> **Task objective**:
Which of the lines below mention the word "parameter"? Pull each one out.

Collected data

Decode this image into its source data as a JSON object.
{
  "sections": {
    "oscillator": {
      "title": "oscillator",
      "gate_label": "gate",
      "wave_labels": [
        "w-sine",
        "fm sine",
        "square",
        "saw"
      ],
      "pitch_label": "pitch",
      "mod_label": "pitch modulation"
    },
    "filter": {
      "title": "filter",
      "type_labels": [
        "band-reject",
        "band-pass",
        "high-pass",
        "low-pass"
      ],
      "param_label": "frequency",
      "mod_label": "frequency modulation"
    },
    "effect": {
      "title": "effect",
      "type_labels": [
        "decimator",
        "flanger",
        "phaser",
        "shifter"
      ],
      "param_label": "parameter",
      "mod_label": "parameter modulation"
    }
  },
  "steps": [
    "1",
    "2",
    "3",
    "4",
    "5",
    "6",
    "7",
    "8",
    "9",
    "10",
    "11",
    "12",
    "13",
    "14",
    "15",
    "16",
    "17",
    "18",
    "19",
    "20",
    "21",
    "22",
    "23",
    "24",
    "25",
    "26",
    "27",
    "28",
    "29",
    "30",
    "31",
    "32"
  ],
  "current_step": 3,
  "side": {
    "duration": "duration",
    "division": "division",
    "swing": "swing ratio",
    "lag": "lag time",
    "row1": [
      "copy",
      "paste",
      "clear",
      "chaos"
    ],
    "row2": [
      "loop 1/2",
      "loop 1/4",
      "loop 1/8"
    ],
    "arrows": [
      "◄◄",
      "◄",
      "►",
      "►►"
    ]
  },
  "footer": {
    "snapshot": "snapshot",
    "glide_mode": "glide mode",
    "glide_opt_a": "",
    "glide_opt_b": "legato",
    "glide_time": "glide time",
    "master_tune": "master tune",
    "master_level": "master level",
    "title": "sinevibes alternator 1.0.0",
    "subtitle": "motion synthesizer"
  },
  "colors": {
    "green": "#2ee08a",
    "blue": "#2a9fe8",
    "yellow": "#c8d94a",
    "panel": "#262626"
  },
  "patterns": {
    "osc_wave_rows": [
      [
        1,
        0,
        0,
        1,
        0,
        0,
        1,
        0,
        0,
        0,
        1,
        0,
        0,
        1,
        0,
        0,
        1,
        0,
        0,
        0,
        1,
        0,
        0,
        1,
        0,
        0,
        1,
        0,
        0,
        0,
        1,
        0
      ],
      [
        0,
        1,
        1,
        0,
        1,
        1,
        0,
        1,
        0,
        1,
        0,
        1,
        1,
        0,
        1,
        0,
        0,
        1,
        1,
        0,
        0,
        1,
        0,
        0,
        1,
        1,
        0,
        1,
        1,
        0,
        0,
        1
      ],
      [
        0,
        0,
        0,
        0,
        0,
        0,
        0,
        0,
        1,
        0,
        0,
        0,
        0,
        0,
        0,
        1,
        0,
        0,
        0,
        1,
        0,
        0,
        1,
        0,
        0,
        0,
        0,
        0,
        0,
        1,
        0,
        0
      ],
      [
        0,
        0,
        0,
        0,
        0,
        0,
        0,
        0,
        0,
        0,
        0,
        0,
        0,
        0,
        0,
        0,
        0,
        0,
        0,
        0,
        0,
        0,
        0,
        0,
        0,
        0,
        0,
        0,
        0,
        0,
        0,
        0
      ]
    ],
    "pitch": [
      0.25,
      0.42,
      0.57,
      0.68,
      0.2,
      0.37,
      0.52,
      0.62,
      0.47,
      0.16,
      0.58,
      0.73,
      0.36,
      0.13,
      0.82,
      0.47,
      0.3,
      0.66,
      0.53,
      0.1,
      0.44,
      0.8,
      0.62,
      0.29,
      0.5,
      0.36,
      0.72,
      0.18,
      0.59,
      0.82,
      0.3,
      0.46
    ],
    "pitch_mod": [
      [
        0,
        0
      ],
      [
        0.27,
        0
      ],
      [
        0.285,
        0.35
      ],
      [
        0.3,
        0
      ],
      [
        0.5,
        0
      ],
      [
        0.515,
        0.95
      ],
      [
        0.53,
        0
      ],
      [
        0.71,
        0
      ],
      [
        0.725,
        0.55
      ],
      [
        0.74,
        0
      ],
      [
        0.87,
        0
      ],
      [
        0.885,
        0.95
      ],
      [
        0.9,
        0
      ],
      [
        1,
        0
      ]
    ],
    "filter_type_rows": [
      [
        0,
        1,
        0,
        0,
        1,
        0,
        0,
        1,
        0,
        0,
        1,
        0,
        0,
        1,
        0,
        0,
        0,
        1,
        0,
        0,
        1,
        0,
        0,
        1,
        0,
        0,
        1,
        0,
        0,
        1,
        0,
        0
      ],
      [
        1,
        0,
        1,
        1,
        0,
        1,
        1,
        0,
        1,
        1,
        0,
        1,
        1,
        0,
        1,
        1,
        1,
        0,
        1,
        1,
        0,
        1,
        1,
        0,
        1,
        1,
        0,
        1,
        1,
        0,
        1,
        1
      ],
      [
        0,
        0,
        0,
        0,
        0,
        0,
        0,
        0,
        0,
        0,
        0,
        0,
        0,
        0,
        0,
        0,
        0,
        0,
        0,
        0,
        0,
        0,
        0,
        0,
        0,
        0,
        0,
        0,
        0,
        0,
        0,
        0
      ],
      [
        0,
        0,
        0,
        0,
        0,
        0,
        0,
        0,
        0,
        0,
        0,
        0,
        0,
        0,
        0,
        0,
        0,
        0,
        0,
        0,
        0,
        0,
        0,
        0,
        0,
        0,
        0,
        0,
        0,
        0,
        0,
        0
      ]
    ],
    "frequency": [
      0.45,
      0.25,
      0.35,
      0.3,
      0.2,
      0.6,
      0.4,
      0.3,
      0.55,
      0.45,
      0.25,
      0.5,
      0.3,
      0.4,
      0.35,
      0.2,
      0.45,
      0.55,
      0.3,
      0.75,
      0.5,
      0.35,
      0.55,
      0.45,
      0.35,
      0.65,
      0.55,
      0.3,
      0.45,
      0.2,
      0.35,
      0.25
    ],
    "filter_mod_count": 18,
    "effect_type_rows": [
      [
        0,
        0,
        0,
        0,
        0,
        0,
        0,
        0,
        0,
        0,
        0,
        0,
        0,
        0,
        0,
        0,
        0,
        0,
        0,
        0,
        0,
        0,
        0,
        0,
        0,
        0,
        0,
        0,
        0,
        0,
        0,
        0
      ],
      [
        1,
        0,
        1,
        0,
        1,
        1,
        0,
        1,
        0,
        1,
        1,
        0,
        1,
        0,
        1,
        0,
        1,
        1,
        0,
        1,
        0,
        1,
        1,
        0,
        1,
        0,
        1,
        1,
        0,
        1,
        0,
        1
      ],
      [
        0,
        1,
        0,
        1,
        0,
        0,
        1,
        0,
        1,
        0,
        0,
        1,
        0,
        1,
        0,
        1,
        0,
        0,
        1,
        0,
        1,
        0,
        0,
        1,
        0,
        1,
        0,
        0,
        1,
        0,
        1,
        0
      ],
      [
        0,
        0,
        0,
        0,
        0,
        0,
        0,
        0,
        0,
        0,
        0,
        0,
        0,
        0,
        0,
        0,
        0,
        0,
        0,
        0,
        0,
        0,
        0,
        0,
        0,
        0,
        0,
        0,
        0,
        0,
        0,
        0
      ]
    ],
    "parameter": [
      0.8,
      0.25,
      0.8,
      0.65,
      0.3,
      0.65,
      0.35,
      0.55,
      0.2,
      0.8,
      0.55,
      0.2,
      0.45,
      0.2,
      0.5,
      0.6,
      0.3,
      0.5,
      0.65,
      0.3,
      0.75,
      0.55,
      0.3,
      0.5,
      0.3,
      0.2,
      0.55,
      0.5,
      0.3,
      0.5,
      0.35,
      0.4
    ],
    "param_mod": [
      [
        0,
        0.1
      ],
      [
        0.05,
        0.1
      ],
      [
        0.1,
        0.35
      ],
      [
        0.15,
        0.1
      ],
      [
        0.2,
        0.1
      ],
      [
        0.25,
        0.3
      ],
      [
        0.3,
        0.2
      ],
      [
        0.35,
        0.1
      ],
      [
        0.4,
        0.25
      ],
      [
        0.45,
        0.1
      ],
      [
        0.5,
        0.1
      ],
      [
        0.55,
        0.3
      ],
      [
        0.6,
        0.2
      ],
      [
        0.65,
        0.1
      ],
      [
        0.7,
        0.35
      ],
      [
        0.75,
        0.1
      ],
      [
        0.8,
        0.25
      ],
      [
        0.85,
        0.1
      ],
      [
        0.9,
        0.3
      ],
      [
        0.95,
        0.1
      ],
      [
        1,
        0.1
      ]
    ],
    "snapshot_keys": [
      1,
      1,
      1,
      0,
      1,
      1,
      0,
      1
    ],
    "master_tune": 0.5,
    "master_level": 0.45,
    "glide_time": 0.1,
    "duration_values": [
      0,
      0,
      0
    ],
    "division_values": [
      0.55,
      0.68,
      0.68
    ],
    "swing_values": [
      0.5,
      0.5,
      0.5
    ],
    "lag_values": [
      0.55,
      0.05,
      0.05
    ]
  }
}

> **Written response**:
      "param_label": "parameter",
      "mod_label": "parameter modulation"
    "parameter": [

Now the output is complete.